Excerpts from an interface dataset
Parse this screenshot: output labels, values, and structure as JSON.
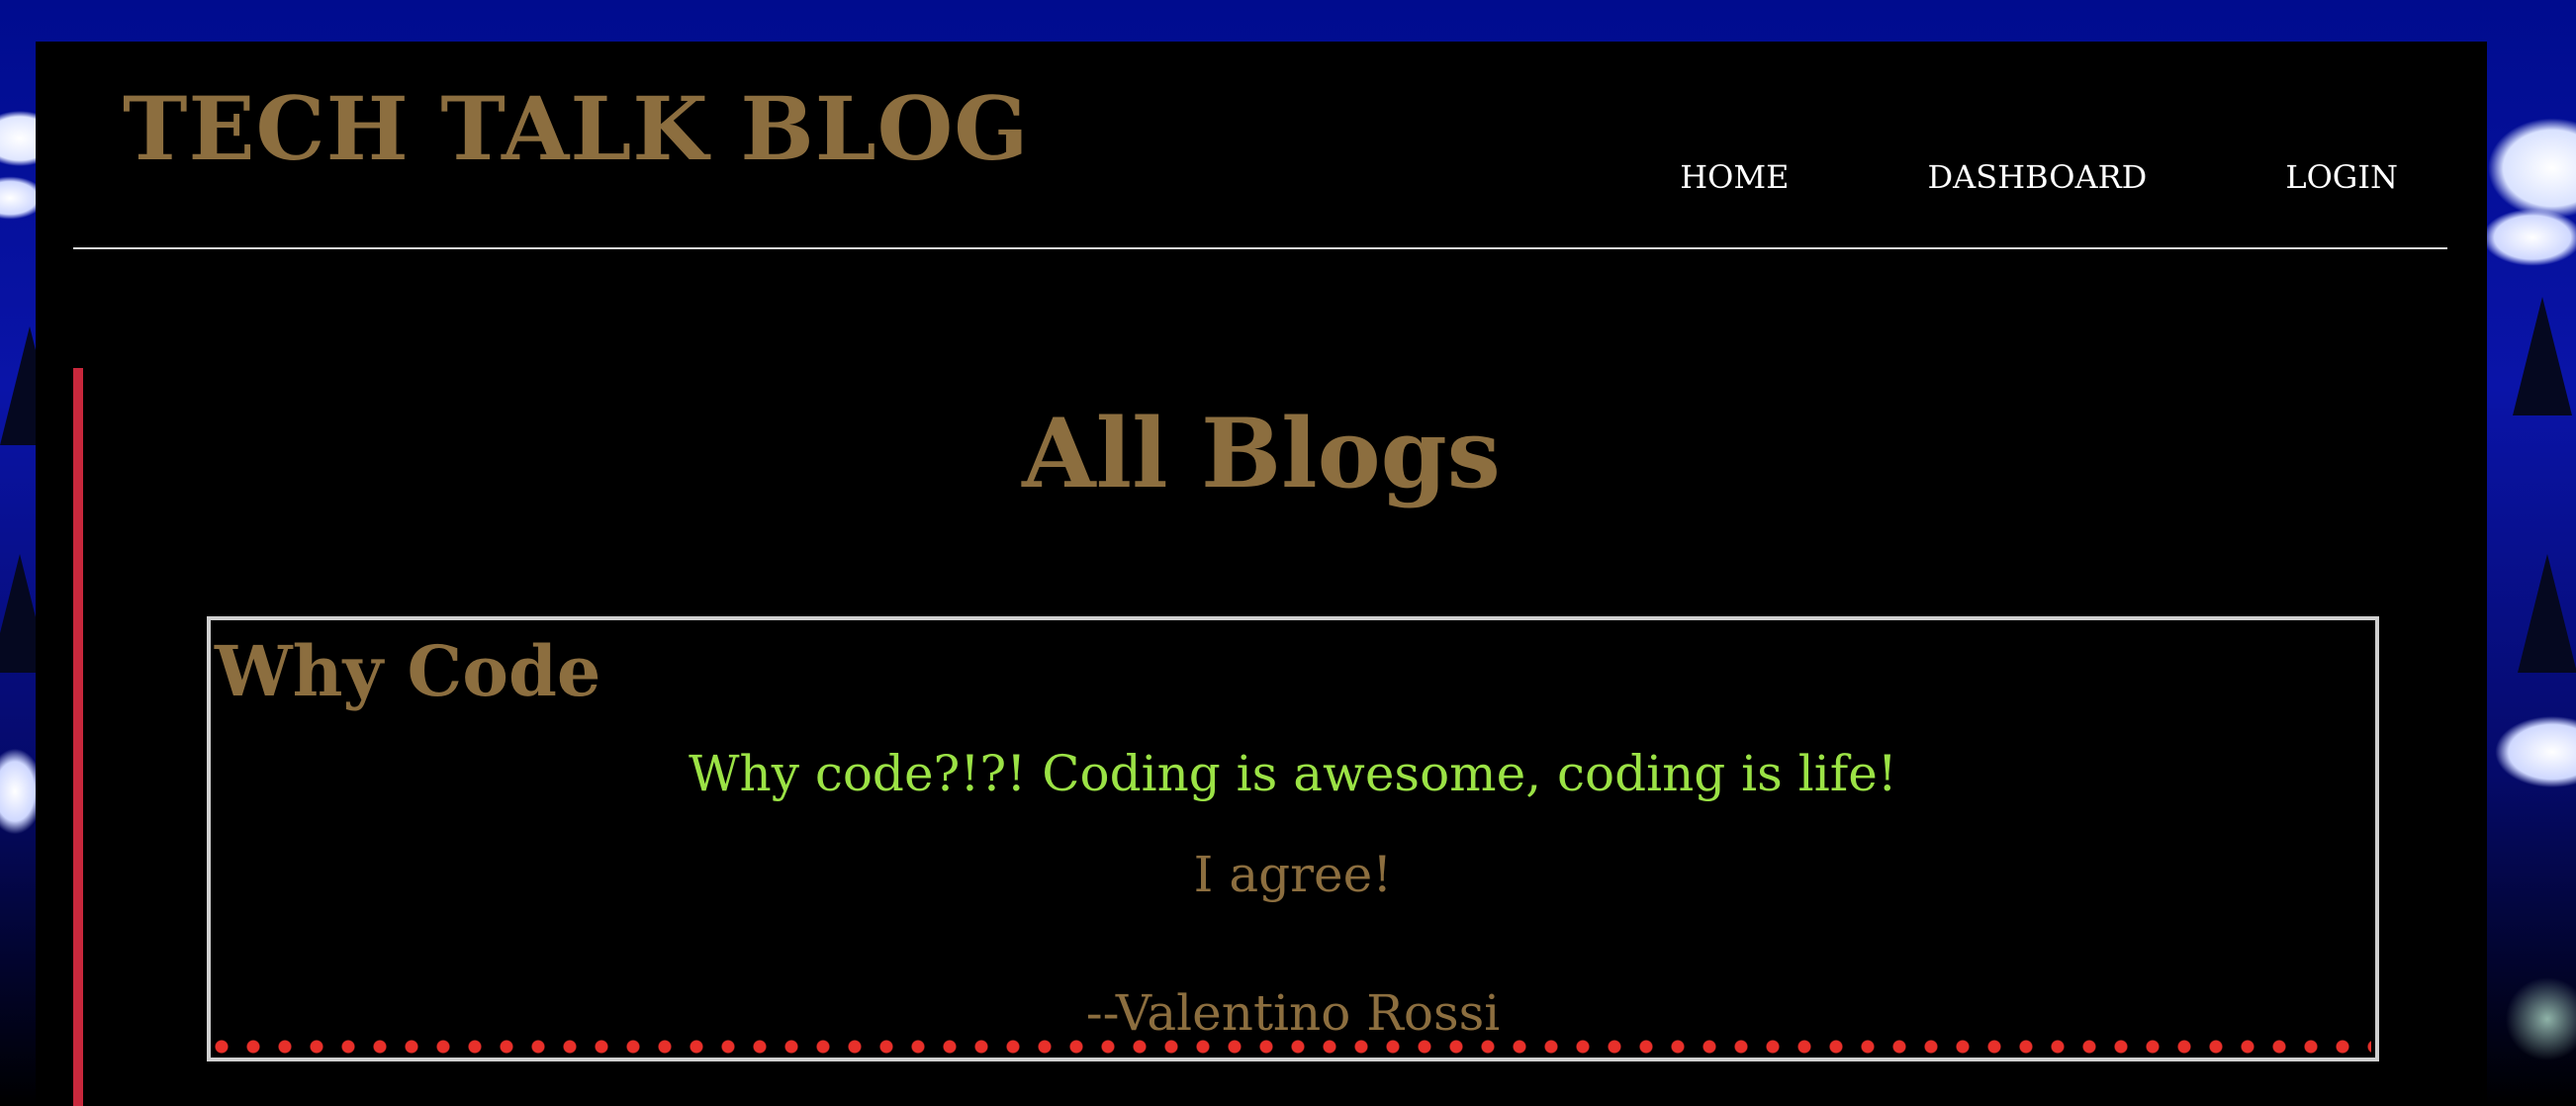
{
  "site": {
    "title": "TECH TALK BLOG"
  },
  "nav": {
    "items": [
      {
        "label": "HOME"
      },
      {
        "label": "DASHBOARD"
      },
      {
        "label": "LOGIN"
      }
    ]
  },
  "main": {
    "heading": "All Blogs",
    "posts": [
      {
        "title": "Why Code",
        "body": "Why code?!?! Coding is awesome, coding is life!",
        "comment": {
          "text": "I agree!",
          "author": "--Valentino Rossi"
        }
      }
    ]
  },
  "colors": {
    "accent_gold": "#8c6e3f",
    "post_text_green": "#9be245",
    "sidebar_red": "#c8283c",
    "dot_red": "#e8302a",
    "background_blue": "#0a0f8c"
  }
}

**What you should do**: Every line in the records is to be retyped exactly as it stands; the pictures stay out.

**Result of the task**:
Parse this screenshot: output labels, values, and structure as JSON.
{
  "site": {
    "title": "TECH TALK BLOG"
  },
  "nav": {
    "items": [
      {
        "label": "HOME"
      },
      {
        "label": "DASHBOARD"
      },
      {
        "label": "LOGIN"
      }
    ]
  },
  "main": {
    "heading": "All Blogs",
    "posts": [
      {
        "title": "Why Code",
        "body": "Why code?!?! Coding is awesome, coding is life!",
        "comment": {
          "text": "I agree!",
          "author": "--Valentino Rossi"
        }
      }
    ]
  },
  "colors": {
    "accent_gold": "#8c6e3f",
    "post_text_green": "#9be245",
    "sidebar_red": "#c8283c",
    "dot_red": "#e8302a",
    "background_blue": "#0a0f8c"
  }
}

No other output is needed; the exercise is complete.